AIM OF THE TASK
Could you filter the records below down to the lines that include the word "گیتار"?

★ ★ ★

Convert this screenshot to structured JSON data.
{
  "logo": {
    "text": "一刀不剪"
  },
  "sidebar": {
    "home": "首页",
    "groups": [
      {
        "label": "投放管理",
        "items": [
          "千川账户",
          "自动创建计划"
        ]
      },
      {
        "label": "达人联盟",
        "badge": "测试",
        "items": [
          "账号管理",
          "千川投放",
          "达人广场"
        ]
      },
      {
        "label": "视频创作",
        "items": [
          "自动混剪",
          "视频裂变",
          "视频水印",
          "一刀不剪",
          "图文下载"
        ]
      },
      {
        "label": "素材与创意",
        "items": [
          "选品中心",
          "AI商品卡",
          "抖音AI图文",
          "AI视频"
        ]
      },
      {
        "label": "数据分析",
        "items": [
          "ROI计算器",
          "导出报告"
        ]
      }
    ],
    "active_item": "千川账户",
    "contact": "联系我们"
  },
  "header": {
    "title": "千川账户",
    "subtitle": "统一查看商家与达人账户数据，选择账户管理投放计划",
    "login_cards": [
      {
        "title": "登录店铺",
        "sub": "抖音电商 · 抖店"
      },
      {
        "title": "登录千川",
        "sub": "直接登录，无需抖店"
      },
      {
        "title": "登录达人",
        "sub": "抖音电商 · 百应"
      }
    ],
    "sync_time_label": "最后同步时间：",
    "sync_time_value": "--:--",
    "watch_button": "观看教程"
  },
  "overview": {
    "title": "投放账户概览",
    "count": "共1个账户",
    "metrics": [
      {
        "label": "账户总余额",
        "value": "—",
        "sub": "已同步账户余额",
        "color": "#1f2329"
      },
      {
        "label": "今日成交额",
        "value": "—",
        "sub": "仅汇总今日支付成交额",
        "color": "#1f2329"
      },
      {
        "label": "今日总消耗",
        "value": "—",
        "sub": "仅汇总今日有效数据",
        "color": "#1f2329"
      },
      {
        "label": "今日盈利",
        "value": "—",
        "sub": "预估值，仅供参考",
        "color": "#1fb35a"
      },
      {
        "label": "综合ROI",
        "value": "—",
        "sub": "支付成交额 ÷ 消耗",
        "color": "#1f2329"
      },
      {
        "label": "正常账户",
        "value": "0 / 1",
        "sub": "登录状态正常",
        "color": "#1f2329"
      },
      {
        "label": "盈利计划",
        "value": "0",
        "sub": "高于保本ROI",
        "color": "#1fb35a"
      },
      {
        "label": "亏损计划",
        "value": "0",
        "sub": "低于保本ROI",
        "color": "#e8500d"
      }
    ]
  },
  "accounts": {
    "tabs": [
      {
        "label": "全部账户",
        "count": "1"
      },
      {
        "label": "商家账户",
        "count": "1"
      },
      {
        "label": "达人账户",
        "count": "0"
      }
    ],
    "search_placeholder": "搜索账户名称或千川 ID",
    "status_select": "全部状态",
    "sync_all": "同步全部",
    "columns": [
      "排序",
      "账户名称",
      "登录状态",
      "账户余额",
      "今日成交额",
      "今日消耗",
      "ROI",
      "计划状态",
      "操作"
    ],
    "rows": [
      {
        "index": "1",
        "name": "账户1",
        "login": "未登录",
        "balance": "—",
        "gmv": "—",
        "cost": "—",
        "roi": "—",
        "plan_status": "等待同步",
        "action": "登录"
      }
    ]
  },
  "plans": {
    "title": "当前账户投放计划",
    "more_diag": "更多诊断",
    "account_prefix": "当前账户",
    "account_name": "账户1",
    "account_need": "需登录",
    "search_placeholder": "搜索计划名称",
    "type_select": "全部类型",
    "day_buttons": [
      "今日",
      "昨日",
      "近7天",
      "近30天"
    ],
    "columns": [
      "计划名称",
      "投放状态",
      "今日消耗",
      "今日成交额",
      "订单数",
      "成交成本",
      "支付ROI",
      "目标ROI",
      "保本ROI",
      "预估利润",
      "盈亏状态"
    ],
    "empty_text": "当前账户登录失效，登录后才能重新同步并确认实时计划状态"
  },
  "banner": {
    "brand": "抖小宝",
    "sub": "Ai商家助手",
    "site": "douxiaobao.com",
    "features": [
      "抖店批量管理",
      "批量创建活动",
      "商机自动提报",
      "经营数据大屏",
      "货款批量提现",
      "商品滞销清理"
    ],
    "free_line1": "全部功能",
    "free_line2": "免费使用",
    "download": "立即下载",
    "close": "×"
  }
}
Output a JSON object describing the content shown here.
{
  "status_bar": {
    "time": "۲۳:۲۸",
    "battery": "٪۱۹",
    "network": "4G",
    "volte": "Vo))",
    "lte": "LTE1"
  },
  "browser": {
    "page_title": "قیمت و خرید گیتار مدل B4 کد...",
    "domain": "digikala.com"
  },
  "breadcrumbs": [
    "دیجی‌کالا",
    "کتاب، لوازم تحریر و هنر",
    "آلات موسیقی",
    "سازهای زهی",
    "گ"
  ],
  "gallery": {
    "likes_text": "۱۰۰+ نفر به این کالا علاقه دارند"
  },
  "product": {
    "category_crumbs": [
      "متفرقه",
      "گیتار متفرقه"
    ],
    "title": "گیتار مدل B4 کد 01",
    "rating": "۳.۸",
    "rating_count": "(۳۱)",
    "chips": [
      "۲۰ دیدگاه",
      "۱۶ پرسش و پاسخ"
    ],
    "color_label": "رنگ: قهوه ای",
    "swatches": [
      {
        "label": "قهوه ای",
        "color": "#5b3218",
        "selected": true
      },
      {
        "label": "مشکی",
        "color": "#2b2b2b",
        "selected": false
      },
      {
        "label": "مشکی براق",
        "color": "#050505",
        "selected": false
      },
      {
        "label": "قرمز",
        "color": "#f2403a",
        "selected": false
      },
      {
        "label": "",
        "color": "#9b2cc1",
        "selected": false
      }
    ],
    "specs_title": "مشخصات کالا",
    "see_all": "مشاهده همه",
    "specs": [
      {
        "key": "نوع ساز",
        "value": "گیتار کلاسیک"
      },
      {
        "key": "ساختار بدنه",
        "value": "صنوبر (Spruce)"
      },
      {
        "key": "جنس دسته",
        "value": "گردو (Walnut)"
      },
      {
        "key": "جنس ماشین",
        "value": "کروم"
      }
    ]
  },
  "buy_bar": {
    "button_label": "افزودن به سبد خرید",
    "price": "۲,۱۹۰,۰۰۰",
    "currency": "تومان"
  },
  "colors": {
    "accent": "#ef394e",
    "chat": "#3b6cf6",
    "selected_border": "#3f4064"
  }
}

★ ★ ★

REPLY TO THE TASK
    "page_title": "قیمت و خرید گیتار مدل B4 کد...",
      "گیتار متفرقه"
    "title": "گیتار مدل B4 کد 01",
        "value": "گیتار کلاسیک"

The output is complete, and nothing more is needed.